# Computational feasibility

Your experiments should be computationally feasible. If you ignore these issues, you will probably not get any results.

Intended for: BSc, MSc, PhD

You should learn to first start small, and then gradually scale up. The latter requires you to quickly estimate the expected computational load of your experiments, and (possibly) to find your required computational resources.

## Start small

If your method does not work in a small task, it will certainly not work in a big task.

You always start too big.

A typical experiment:

You just came up with a new idea. You are enthusiastic, and you want to solve an interesting, complex problem.

You start to write a ton of code, and fire it at your complex problem.

You then find out that your method takes ~24 hours to run a reasonable number of steps. To make it more problematic: your method shows no performance at all.

You suddenly have no clue how to continue. It might be a bug in your code. Your idea might be flawed. Your problem might simply be too big too solve. Etc.

You don't know, and you don't know how to figure it out.

Why you need to start small.

The solution to the above problem is really simple: always start with small scale experiments, and only gradually scale up. There are two reasons:

Investigation: Your method may simply be flawed. You forgot to think about a certain aspect that hinders performance. To find out what goes wrong, you will need to log output during execution, maybe visualize aspects of the algorithm. This is only possible in small problems, where you can accurately track what happens.

Debugging: Your code may have a bug. Debugging is an iterative process, and you usually need many cycles. Imagine you need 30 cycles to track a certain mistake. If a single run takes 1 minute, you could be done in half an hour. However, if every run takes 24 hours, you are not done by the end of the month.

Note: Starting with a small task may seem boring, but (trust me from personal conversations that) even the most high-end AI publications were first tested in small problems.

Find the right small task.

With the rise of deep learning it sometimes seems as if only high-dimensional problems matter. However, tasks can be difficult in various ways, and dimensionality is only one of them. Try to find a low dimensional task that still captures the problem your are trying to solve. Examples:

Long-range dependencies: Maybe you want to investigate the ability of your model to learn long-range dependencies in a stream of data. Keep the dimensionality low, but the dependency long-range, and see if your method works.

Exploration: Maybe you want to investigate a new exploration method for sparse rewards (in reinforcement learning). Design a task with a small observation space, but make sure the agent needs to take a very specific sequence of actions to find a non-zero reward.

Representation: Maybe you want to investigate whether your new loss function learns more disentangled representations. You start on the (relatively low-dimensional) MNIST dataset, and investigate what representations your method finds.

Scale up.

Once you have validated your method in a relatively small task, you may scale up to a bigger task to prove its feasibility.

However, make sure to get an estimate of the total expected computational cost as soon as possible (see below).

## Estimate the expected computational cost

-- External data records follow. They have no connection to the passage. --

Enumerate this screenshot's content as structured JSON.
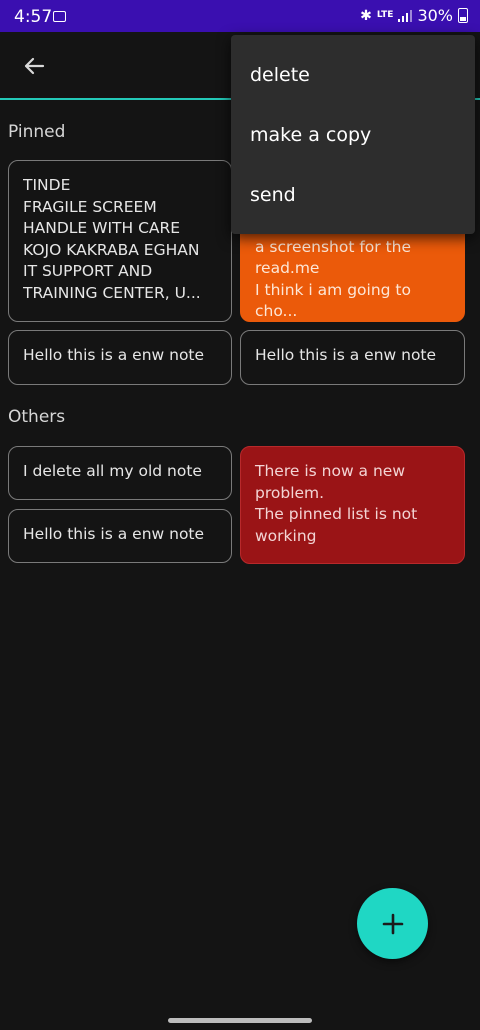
{
  "status_bar": {
    "time": "4:57",
    "network": "LTE",
    "battery": "30%"
  },
  "sections": {
    "pinned": "Pinned",
    "others": "Others"
  },
  "pinned_notes": [
    {
      "text": "TINDE\nFRAGILE SCREEM\nHANDLE WITH CARE\nKOJO KAKRABA EGHAN\nIT SUPPORT AND\nTRAINING CENTER, U..."
    },
    {
      "text": "spaces before taking\na screenshot for the\nread.me\nI think i am going to cho...",
      "color": "#eb5a0a"
    },
    {
      "text": "Hello this is a enw note"
    },
    {
      "text": "Hello this is a enw note"
    }
  ],
  "other_notes": [
    {
      "text": "I delete all my old note"
    },
    {
      "text": "There is now a new\nproblem.\nThe pinned list is not\nworking",
      "color": "#9a1416"
    },
    {
      "text": "Hello this is a enw note"
    }
  ],
  "menu": {
    "items": [
      "delete",
      "make a copy",
      "send"
    ]
  },
  "colors": {
    "status_bar": "#3a0fb0",
    "accent": "#1fd7c4",
    "background": "#141414"
  }
}
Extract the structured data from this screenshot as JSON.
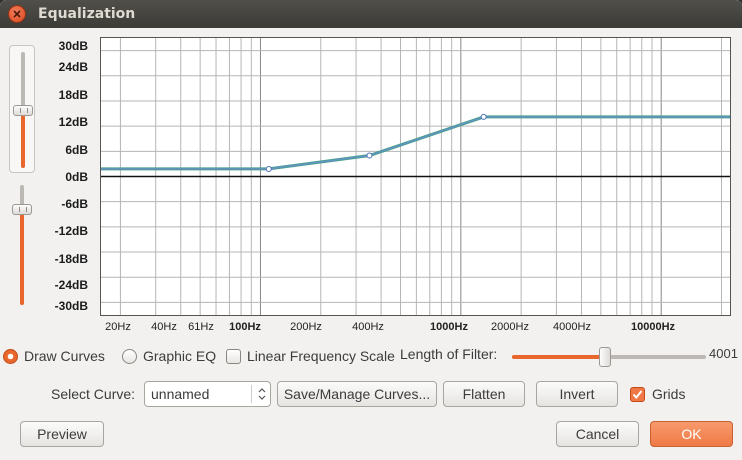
{
  "window": {
    "title": "Equalization"
  },
  "db_labels": [
    "30dB",
    "24dB",
    "18dB",
    "12dB",
    "6dB",
    "0dB",
    "-6dB",
    "-12dB",
    "-18dB",
    "-24dB",
    "-30dB"
  ],
  "freq_labels": [
    "20Hz",
    "40Hz",
    "61Hz",
    "100Hz",
    "200Hz",
    "400Hz",
    "1000Hz",
    "2000Hz",
    "4000Hz",
    "10000Hz"
  ],
  "options": {
    "draw_curves": "Draw Curves",
    "graphic_eq": "Graphic EQ",
    "linear_freq": "Linear Frequency Scale",
    "mode_selected": "draw_curves",
    "linear_freq_checked": false
  },
  "filter": {
    "label": "Length of Filter:",
    "value": "4001",
    "level_fraction": 0.48
  },
  "curve": {
    "label": "Select Curve:",
    "selected": "unnamed"
  },
  "buttons": {
    "save_manage": "Save/Manage Curves...",
    "flatten": "Flatten",
    "invert": "Invert",
    "preview": "Preview",
    "cancel": "Cancel",
    "ok": "OK"
  },
  "grids": {
    "label": "Grids",
    "checked": true
  },
  "vertical_sliders": {
    "gain_range": "30dB",
    "scale": "0dB"
  },
  "colors": {
    "accent": "#e9662c",
    "curve": "#4a9e8e",
    "curve_inner": "#6a8fd8"
  },
  "chart_data": {
    "type": "line",
    "x_scale": "log",
    "xlim": [
      16,
      22050
    ],
    "ylim": [
      -33,
      33
    ],
    "x": [
      16,
      110,
      350,
      1300,
      22050
    ],
    "y": [
      1.8,
      1.8,
      5.0,
      14.2,
      14.2
    ],
    "control_points": [
      [
        110,
        1.8
      ],
      [
        350,
        5.0
      ],
      [
        1300,
        14.2
      ]
    ],
    "grid": true
  }
}
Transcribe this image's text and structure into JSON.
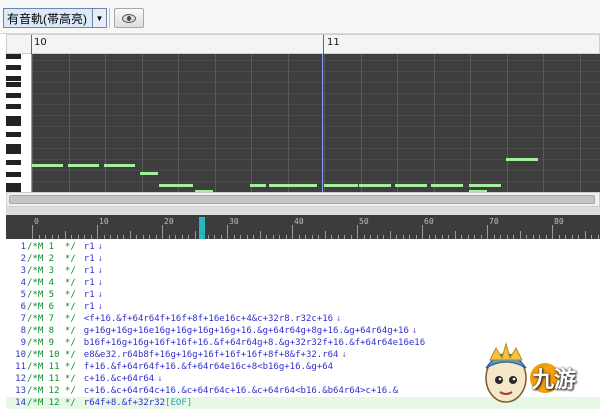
{
  "toolbar": {
    "track_select_value": "有音軌(帯高亮)",
    "dropdown_icon": "chevron-down-icon",
    "visibility_icon": "eye-icon"
  },
  "piano_roll": {
    "measures": [
      "10",
      "11"
    ]
  },
  "editor_ruler": {
    "ticks": [
      "0",
      "10",
      "20",
      "30",
      "40",
      "50",
      "60",
      "70",
      "80"
    ]
  },
  "editor": {
    "lines": [
      {
        "num": "1",
        "comment": "/*M 1  */",
        "code": "r1",
        "eol": "↓",
        "eof": ""
      },
      {
        "num": "2",
        "comment": "/*M 2  */",
        "code": "r1",
        "eol": "↓",
        "eof": ""
      },
      {
        "num": "3",
        "comment": "/*M 3  */",
        "code": "r1",
        "eol": "↓",
        "eof": ""
      },
      {
        "num": "4",
        "comment": "/*M 4  */",
        "code": "r1",
        "eol": "↓",
        "eof": ""
      },
      {
        "num": "5",
        "comment": "/*M 5  */",
        "code": "r1",
        "eol": "↓",
        "eof": ""
      },
      {
        "num": "6",
        "comment": "/*M 6  */",
        "code": "r1",
        "eol": "↓",
        "eof": ""
      },
      {
        "num": "7",
        "comment": "/*M 7  */",
        "code": "<f+16.&f+64r64f+16f+8f+16e16c+4&c+32r8.r32c+16",
        "eol": "↓",
        "eof": ""
      },
      {
        "num": "8",
        "comment": "/*M 8  */",
        "code": "g+16g+16g+16e16g+16g+16g+16g+16.&g+64r64g+8g+16.&g+64r64g+16",
        "eol": "↓",
        "eof": ""
      },
      {
        "num": "9",
        "comment": "/*M 9  */",
        "code": "b16f+16g+16g+16f+16f+16.&f+64r64g+8.&g+32r32f+16.&f+64r64e16e16",
        "eol": "",
        "eof": ""
      },
      {
        "num": "10",
        "comment": "/*M 10 */",
        "code": "e8&e32.r64b8f+16g+16g+16f+16f+16f+8f+8&f+32.r64",
        "eol": "↓",
        "eof": ""
      },
      {
        "num": "11",
        "comment": "/*M 11 */",
        "code": "f+16.&f+64r64f+16.&f+64r64e16c+8<b16g+16.&g+64",
        "eol": "",
        "eof": ""
      },
      {
        "num": "12",
        "comment": "/*M 11 */",
        "code": "c+16.&c+64r64",
        "eol": "↓",
        "eof": ""
      },
      {
        "num": "13",
        "comment": "/*M 12 */",
        "code": "c+16.&c+64r64c+16.&c+64r64c+16.&c+64r64<b16.&b64r64>c+16.&",
        "eol": "",
        "eof": ""
      },
      {
        "num": "14",
        "comment": "/*M 12 */",
        "code": "r64f+8.&f+32r32",
        "eol": "",
        "eof": "[EOF]"
      }
    ]
  },
  "watermark": {
    "brand_text": "九游",
    "mascot_icon": "mascot-logo-icon"
  }
}
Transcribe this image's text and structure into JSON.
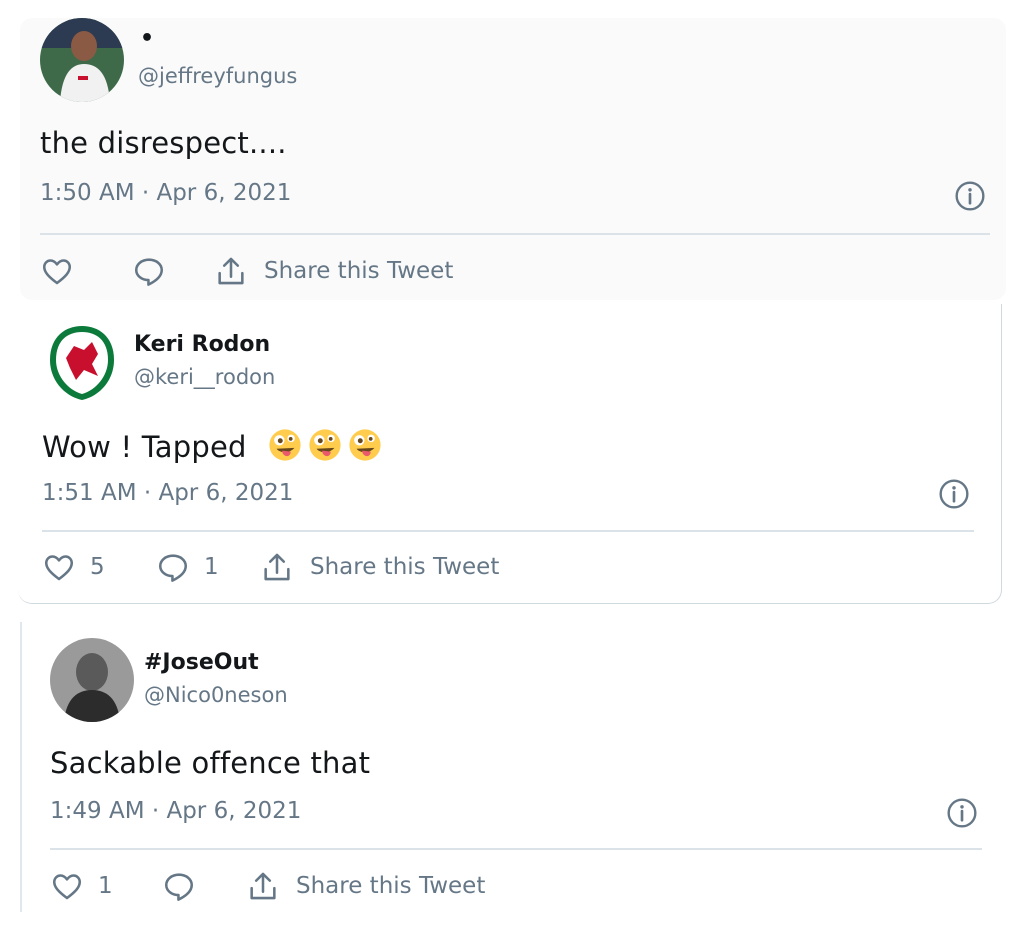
{
  "tweets": [
    {
      "name": "•",
      "handle": "@jeffreyfungus",
      "text": "the disrespect....",
      "time": "1:50 AM · Apr 6, 2021",
      "likes": "",
      "replies": "",
      "share_label": "Share this Tweet"
    },
    {
      "name": "Keri Rodon",
      "handle": "@keri__rodon",
      "text": "Wow ! Tapped",
      "emoji": "zany-face",
      "time": "1:51 AM · Apr 6, 2021",
      "likes": "5",
      "replies": "1",
      "share_label": "Share this Tweet"
    },
    {
      "name": "#JoseOut",
      "handle": "@Nico0neson",
      "text": "Sackable offence that",
      "time": "1:49 AM · Apr 6, 2021",
      "likes": "1",
      "replies": "",
      "share_label": "Share this Tweet"
    }
  ],
  "colors": {
    "text": "#14171a",
    "muted": "#657786",
    "divider": "#dbe3e8"
  }
}
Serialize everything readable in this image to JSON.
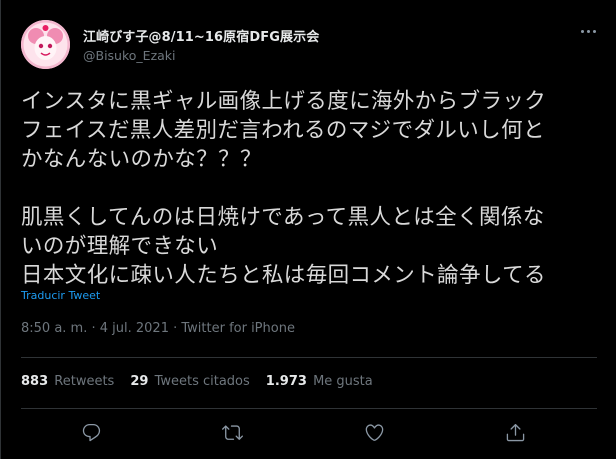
{
  "user": {
    "display_name": "江崎びす子@8/11~16原宿DFG展示会",
    "handle": "@Bisuko_Ezaki",
    "avatar_icon": "avatar-image"
  },
  "tweet": {
    "text": "インスタに黒ギャル画像上げる度に海外からブラック\nフェイスだ黒人差別だ言われるのマジでダルいし何と\nかなんないのかな？？？\n\n肌黒くしてんのは日焼けであって黒人とは全く関係な\nいのが理解できない\n日本文化に疎い人たちと私は毎回コメント論争してる",
    "translate_label": "Traducir Tweet",
    "timestamp": "8:50 a. m. · 4 jul. 2021 · Twitter for iPhone"
  },
  "stats": {
    "retweets_count": "883",
    "retweets_label": "Retweets",
    "quotes_count": "29",
    "quotes_label": "Tweets citados",
    "likes_count": "1.973",
    "likes_label": "Me gusta"
  },
  "actions": {
    "reply_icon": "reply-icon",
    "retweet_icon": "retweet-icon",
    "like_icon": "heart-icon",
    "share_icon": "share-icon"
  },
  "colors": {
    "background": "#000000",
    "link": "#1d9bf0",
    "muted": "#6e767d"
  }
}
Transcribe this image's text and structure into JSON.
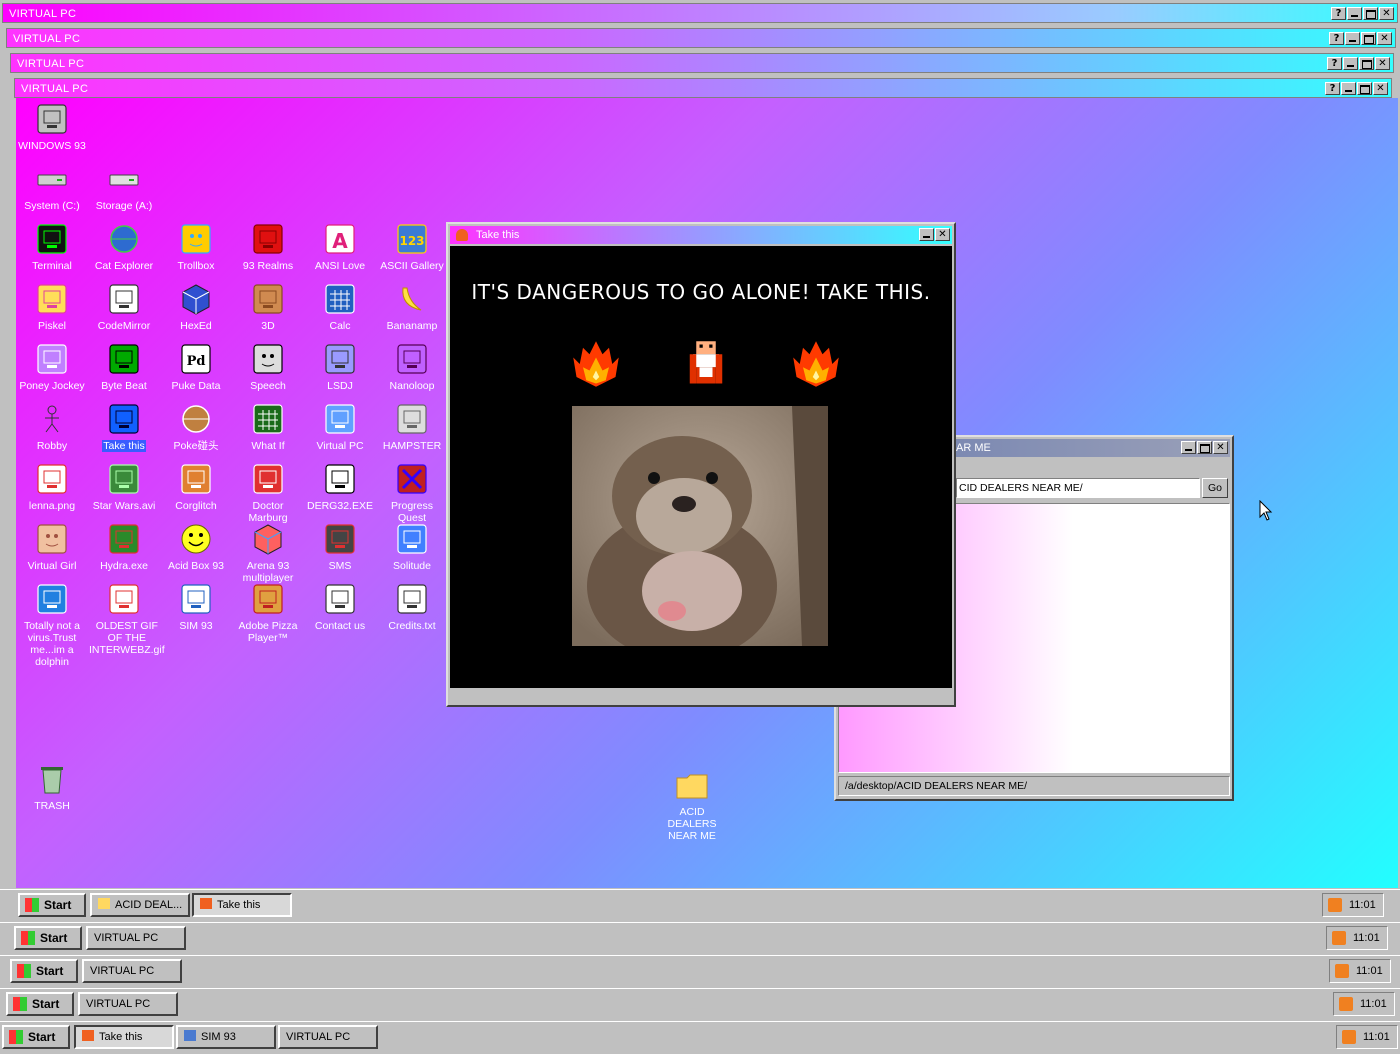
{
  "vpc_window_title": "VIRTUAL PC",
  "desktop": {
    "icons": [
      {
        "id": "windows93",
        "label": "WINDOWS 93"
      },
      {
        "id": "system",
        "label": "System (C:)"
      },
      {
        "id": "storage",
        "label": "Storage (A:)"
      },
      {
        "id": "terminal",
        "label": "Terminal"
      },
      {
        "id": "cat-explorer",
        "label": "Cat Explorer"
      },
      {
        "id": "trollbox",
        "label": "Trollbox"
      },
      {
        "id": "93realms",
        "label": "93 Realms"
      },
      {
        "id": "ansi-love",
        "label": "ANSI Love"
      },
      {
        "id": "ascii-gallery",
        "label": "ASCII Gallery"
      },
      {
        "id": "piskel",
        "label": "Piskel"
      },
      {
        "id": "codemirror",
        "label": "CodeMirror"
      },
      {
        "id": "hexed",
        "label": "HexEd"
      },
      {
        "id": "3d",
        "label": "3D"
      },
      {
        "id": "calc",
        "label": "Calc"
      },
      {
        "id": "bananamp",
        "label": "Bananamp"
      },
      {
        "id": "poney-jockey",
        "label": "Poney Jockey"
      },
      {
        "id": "byte-beat",
        "label": "Byte Beat"
      },
      {
        "id": "puke-data",
        "label": "Puke Data"
      },
      {
        "id": "speech",
        "label": "Speech"
      },
      {
        "id": "lsdj",
        "label": "LSDJ"
      },
      {
        "id": "nanoloop",
        "label": "Nanoloop"
      },
      {
        "id": "robby",
        "label": "Robby"
      },
      {
        "id": "take-this",
        "label": "Take this"
      },
      {
        "id": "pokedex",
        "label": "Poke碰头"
      },
      {
        "id": "what-if",
        "label": "What If"
      },
      {
        "id": "virtual-pc",
        "label": "Virtual PC"
      },
      {
        "id": "hampster",
        "label": "HAMPSTER"
      },
      {
        "id": "lenna",
        "label": "lenna.png"
      },
      {
        "id": "star-wars",
        "label": "Star Wars.avi"
      },
      {
        "id": "corglitch",
        "label": "Corglitch"
      },
      {
        "id": "doctor-marburg",
        "label": "Doctor Marburg"
      },
      {
        "id": "derg32",
        "label": "DERG32.EXE"
      },
      {
        "id": "progress-quest",
        "label": "Progress Quest"
      },
      {
        "id": "virtual-girl",
        "label": "Virtual Girl"
      },
      {
        "id": "hydra",
        "label": "Hydra.exe"
      },
      {
        "id": "acid-box",
        "label": "Acid Box 93"
      },
      {
        "id": "arena93",
        "label": "Arena 93 multiplayer"
      },
      {
        "id": "sms",
        "label": "SMS"
      },
      {
        "id": "solitude",
        "label": "Solitude"
      },
      {
        "id": "dolphin",
        "label": "Totally not a virus.Trust me...im a dolphin"
      },
      {
        "id": "oldest-gif",
        "label": "OLDEST GIF OF THE INTERWEBZ.gif"
      },
      {
        "id": "sim93",
        "label": "SIM 93"
      },
      {
        "id": "adobe-pizza",
        "label": "Adobe Pizza Player™"
      },
      {
        "id": "contact",
        "label": "Contact us"
      },
      {
        "id": "credits",
        "label": "Credits.txt"
      },
      {
        "id": "trash",
        "label": "TRASH"
      },
      {
        "id": "acid-folder",
        "label": "ACID DEALERS NEAR ME"
      }
    ]
  },
  "take_this_window": {
    "title": "Take this",
    "heading": "IT'S DANGEROUS TO GO ALONE! TAKE THIS."
  },
  "explorer_window": {
    "title": "AR ME",
    "address": "CID DEALERS NEAR ME/",
    "go_label": "Go",
    "status": "/a/desktop/ACID DEALERS NEAR ME/"
  },
  "taskbars": [
    {
      "start": "Start",
      "tasks": [
        "ACID DEAL...",
        "Take this"
      ],
      "clock": "11:01"
    },
    {
      "start": "Start",
      "tasks": [
        "VIRTUAL PC"
      ],
      "clock": "11:01"
    },
    {
      "start": "Start",
      "tasks": [
        "VIRTUAL PC"
      ],
      "clock": "11:01"
    },
    {
      "start": "Start",
      "tasks": [
        "VIRTUAL PC"
      ],
      "clock": "11:01"
    },
    {
      "start": "Start",
      "tasks": [
        "Take this",
        "SIM 93",
        "VIRTUAL PC"
      ],
      "clock": "11:01"
    }
  ]
}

A crucial step in any experimental cycle is getting an estimate of the expected total computational cost of your experiments. This way you ensure that your project is feasible.

Single run: Perform a single run of your experiment as quickly as possible. Observe how long it takes (on your hardware) to get some learning behaviour.

Note: Your code does not need to be polished yet, or you could alternatively run public code of a comparable method on a similar task. You just want a time estimate to judge whether the task is feasible.

Multiply: You need to tune hyperparameters, and you will need to run repetitions of your experiment.

Therefore, as a rule of thumb, multiply the runtime of your single experiment with ~30-50x to get your total expected time for your experiment.

You for example plan to tune at least two hyperparameter (e.g., learning rate & exploration parameter) over 3 possible values, and you repeat each experiment 5 times. This already requires 3 x 3 x 5 = 45 repetitions.

Example:

A single experiment shows learning progress after 4 hours.

Your expect your total runtime will be ~200 hours for this experiment.

You cannot run this experiment on your own laptop, so you look into third-party compute resources (see below).

## Computational resources

Quite soon your experiments become infeasible to run on your own device. There are several third-party options:

University compute cluster: Usually your university has a compute cluster, to which you may have acccess.

National computer cluster: Sometimes there are also national resources available for all students.

In the Netherlands, this is offered by Surf, which for example includes the Lisa and Snellius compute clusters. You need to write a project proposal to get access (mostly intended for PhDs).

Commercial compute resources: Companies also offer cloud computing resources. As a student, you often get your first credits for free.

Google Colab allows for computation your browser, with free access to GPUs

Google Cloud and AWS are two popular cloud compute options with a free student start budget.

These companies usually also have dedicated academic research grants for students, for which you can apply (Example).